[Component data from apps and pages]
>>>>>

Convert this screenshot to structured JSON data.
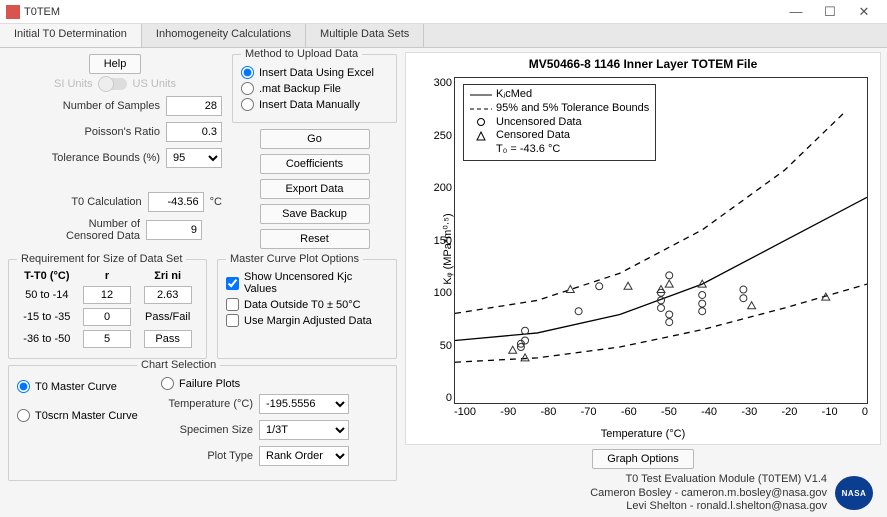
{
  "window": {
    "title": "T0TEM",
    "min": "—",
    "max": "☐",
    "close": "✕"
  },
  "tabs": [
    "Initial T0 Determination",
    "Inhomogeneity Calculations",
    "Multiple Data Sets"
  ],
  "help_label": "Help",
  "units": {
    "si": "SI Units",
    "us": "US Units"
  },
  "inputs": {
    "num_samples_label": "Number of Samples",
    "num_samples": "28",
    "poisson_label": "Poisson's Ratio",
    "poisson": "0.3",
    "tol_label": "Tolerance Bounds (%)",
    "tol": "95",
    "t0calc_label": "T0 Calculation",
    "t0calc": "-43.56",
    "t0calc_unit": "°C",
    "censored_label": "Number of Censored Data",
    "censored": "9"
  },
  "upload": {
    "legend": "Method to Upload Data",
    "opt_excel": "Insert Data Using Excel",
    "opt_mat": ".mat Backup File",
    "opt_manual": "Insert Data Manually",
    "go": "Go",
    "coeff": "Coefficients",
    "export": "Export Data",
    "save": "Save Backup",
    "reset": "Reset"
  },
  "req": {
    "legend": "Requirement for Size of Data Set",
    "h1": "T-T0 (°C)",
    "h2": "r",
    "h3": "Σri ni",
    "r1": {
      "range": "50 to -14",
      "r": "12",
      "s": "2.63"
    },
    "r2": {
      "range": "-15 to -35",
      "r": "0",
      "pf_label": "Pass/Fail"
    },
    "r3": {
      "range": "-36 to -50",
      "r": "5",
      "pf": "Pass"
    }
  },
  "mc_opts": {
    "legend": "Master Curve Plot Options",
    "show_unc": "Show Uncensored Kjc Values",
    "outside": "Data Outside T0 ± 50°C",
    "margin": "Use Margin Adjusted Data"
  },
  "chart_sel": {
    "legend": "Chart Selection",
    "t0mc": "T0 Master Curve",
    "failure": "Failure Plots",
    "t0scrn": "T0scrn Master Curve",
    "temp_label": "Temperature (°C)",
    "temp_val": "-195.5556",
    "size_label": "Specimen Size",
    "size_val": "1/3T",
    "ptype_label": "Plot Type",
    "ptype_val": "Rank Order"
  },
  "chart_data": {
    "type": "scatter",
    "title": "MV50466-8 1146 Inner Layer TOTEM File",
    "xlabel": "Temperature (°C)",
    "ylabel": "Kᵩ (MPa*m⁰·⁵)",
    "xlim": [
      -100,
      0
    ],
    "ylim": [
      0,
      300
    ],
    "xticks": [
      -100,
      -90,
      -80,
      -70,
      -60,
      -50,
      -40,
      -30,
      -20,
      -10,
      0
    ],
    "yticks": [
      0,
      50,
      100,
      150,
      200,
      250,
      300
    ],
    "legend": {
      "med": "KⱼcMed",
      "bounds": "95% and 5% Tolerance Bounds",
      "unc": "Uncensored Data",
      "cen": "Censored Data",
      "t0": "T₀ =   -43.6  °C"
    },
    "series": [
      {
        "name": "Uncensored",
        "marker": "circle",
        "points": [
          [
            -84,
            52
          ],
          [
            -84,
            55
          ],
          [
            -83,
            58
          ],
          [
            -83,
            67
          ],
          [
            -70,
            85
          ],
          [
            -65,
            108
          ],
          [
            -50,
            88
          ],
          [
            -50,
            95
          ],
          [
            -50,
            102
          ],
          [
            -48,
            75
          ],
          [
            -48,
            82
          ],
          [
            -48,
            118
          ],
          [
            -40,
            85
          ],
          [
            -40,
            92
          ],
          [
            -40,
            100
          ],
          [
            -30,
            97
          ],
          [
            -30,
            105
          ]
        ]
      },
      {
        "name": "Censored",
        "marker": "triangle",
        "points": [
          [
            -86,
            49
          ],
          [
            -83,
            42
          ],
          [
            -72,
            105
          ],
          [
            -58,
            108
          ],
          [
            -50,
            105
          ],
          [
            -48,
            110
          ],
          [
            -40,
            110
          ],
          [
            -28,
            90
          ],
          [
            -10,
            98
          ]
        ]
      }
    ],
    "curves": {
      "median": [
        [
          -100,
          58
        ],
        [
          -80,
          65
        ],
        [
          -60,
          82
        ],
        [
          -40,
          110
        ],
        [
          -20,
          150
        ],
        [
          0,
          190
        ]
      ],
      "upper": [
        [
          -100,
          83
        ],
        [
          -80,
          95
        ],
        [
          -60,
          120
        ],
        [
          -40,
          160
        ],
        [
          -20,
          215
        ],
        [
          -5,
          270
        ]
      ],
      "lower": [
        [
          -100,
          38
        ],
        [
          -80,
          42
        ],
        [
          -60,
          52
        ],
        [
          -40,
          68
        ],
        [
          -20,
          88
        ],
        [
          0,
          110
        ]
      ]
    }
  },
  "graph_options": "Graph Options",
  "footer": {
    "l1": "T0 Test Evaluation Module (T0TEM) V1.4",
    "l2": "Cameron Bosley - cameron.m.bosley@nasa.gov",
    "l3": "Levi Shelton - ronald.l.shelton@nasa.gov"
  }
}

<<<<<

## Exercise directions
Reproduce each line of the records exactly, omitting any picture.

## Exercise solution
Convert this screenshot to structured JSON data.
{
  "window": {
    "title": "T0TEM",
    "min": "—",
    "max": "☐",
    "close": "✕"
  },
  "tabs": [
    "Initial T0 Determination",
    "Inhomogeneity Calculations",
    "Multiple Data Sets"
  ],
  "help_label": "Help",
  "units": {
    "si": "SI Units",
    "us": "US Units"
  },
  "inputs": {
    "num_samples_label": "Number of Samples",
    "num_samples": "28",
    "poisson_label": "Poisson's Ratio",
    "poisson": "0.3",
    "tol_label": "Tolerance Bounds (%)",
    "tol": "95",
    "t0calc_label": "T0 Calculation",
    "t0calc": "-43.56",
    "t0calc_unit": "°C",
    "censored_label": "Number of Censored Data",
    "censored": "9"
  },
  "upload": {
    "legend": "Method to Upload Data",
    "opt_excel": "Insert Data Using Excel",
    "opt_mat": ".mat Backup File",
    "opt_manual": "Insert Data Manually",
    "go": "Go",
    "coeff": "Coefficients",
    "export": "Export Data",
    "save": "Save Backup",
    "reset": "Reset"
  },
  "req": {
    "legend": "Requirement for Size of Data Set",
    "h1": "T-T0 (°C)",
    "h2": "r",
    "h3": "Σri ni",
    "r1": {
      "range": "50 to -14",
      "r": "12",
      "s": "2.63"
    },
    "r2": {
      "range": "-15 to -35",
      "r": "0",
      "pf_label": "Pass/Fail"
    },
    "r3": {
      "range": "-36 to -50",
      "r": "5",
      "pf": "Pass"
    }
  },
  "mc_opts": {
    "legend": "Master Curve Plot Options",
    "show_unc": "Show Uncensored Kjc Values",
    "outside": "Data Outside T0 ± 50°C",
    "margin": "Use Margin Adjusted Data"
  },
  "chart_sel": {
    "legend": "Chart Selection",
    "t0mc": "T0 Master Curve",
    "failure": "Failure Plots",
    "t0scrn": "T0scrn Master Curve",
    "temp_label": "Temperature (°C)",
    "temp_val": "-195.5556",
    "size_label": "Specimen Size",
    "size_val": "1/3T",
    "ptype_label": "Plot Type",
    "ptype_val": "Rank Order"
  },
  "chart_data": {
    "type": "scatter",
    "title": "MV50466-8 1146 Inner Layer TOTEM File",
    "xlabel": "Temperature (°C)",
    "ylabel": "Kᵩ (MPa*m⁰·⁵)",
    "xlim": [
      -100,
      0
    ],
    "ylim": [
      0,
      300
    ],
    "xticks": [
      -100,
      -90,
      -80,
      -70,
      -60,
      -50,
      -40,
      -30,
      -20,
      -10,
      0
    ],
    "yticks": [
      0,
      50,
      100,
      150,
      200,
      250,
      300
    ],
    "legend": {
      "med": "KⱼcMed",
      "bounds": "95% and 5% Tolerance Bounds",
      "unc": "Uncensored Data",
      "cen": "Censored Data",
      "t0": "T₀ =   -43.6  °C"
    },
    "series": [
      {
        "name": "Uncensored",
        "marker": "circle",
        "points": [
          [
            -84,
            52
          ],
          [
            -84,
            55
          ],
          [
            -83,
            58
          ],
          [
            -83,
            67
          ],
          [
            -70,
            85
          ],
          [
            -65,
            108
          ],
          [
            -50,
            88
          ],
          [
            -50,
            95
          ],
          [
            -50,
            102
          ],
          [
            -48,
            75
          ],
          [
            -48,
            82
          ],
          [
            -48,
            118
          ],
          [
            -40,
            85
          ],
          [
            -40,
            92
          ],
          [
            -40,
            100
          ],
          [
            -30,
            97
          ],
          [
            -30,
            105
          ]
        ]
      },
      {
        "name": "Censored",
        "marker": "triangle",
        "points": [
          [
            -86,
            49
          ],
          [
            -83,
            42
          ],
          [
            -72,
            105
          ],
          [
            -58,
            108
          ],
          [
            -50,
            105
          ],
          [
            -48,
            110
          ],
          [
            -40,
            110
          ],
          [
            -28,
            90
          ],
          [
            -10,
            98
          ]
        ]
      }
    ],
    "curves": {
      "median": [
        [
          -100,
          58
        ],
        [
          -80,
          65
        ],
        [
          -60,
          82
        ],
        [
          -40,
          110
        ],
        [
          -20,
          150
        ],
        [
          0,
          190
        ]
      ],
      "upper": [
        [
          -100,
          83
        ],
        [
          -80,
          95
        ],
        [
          -60,
          120
        ],
        [
          -40,
          160
        ],
        [
          -20,
          215
        ],
        [
          -5,
          270
        ]
      ],
      "lower": [
        [
          -100,
          38
        ],
        [
          -80,
          42
        ],
        [
          -60,
          52
        ],
        [
          -40,
          68
        ],
        [
          -20,
          88
        ],
        [
          0,
          110
        ]
      ]
    }
  },
  "graph_options": "Graph Options",
  "footer": {
    "l1": "T0 Test Evaluation Module (T0TEM) V1.4",
    "l2": "Cameron Bosley - cameron.m.bosley@nasa.gov",
    "l3": "Levi Shelton - ronald.l.shelton@nasa.gov"
  }
}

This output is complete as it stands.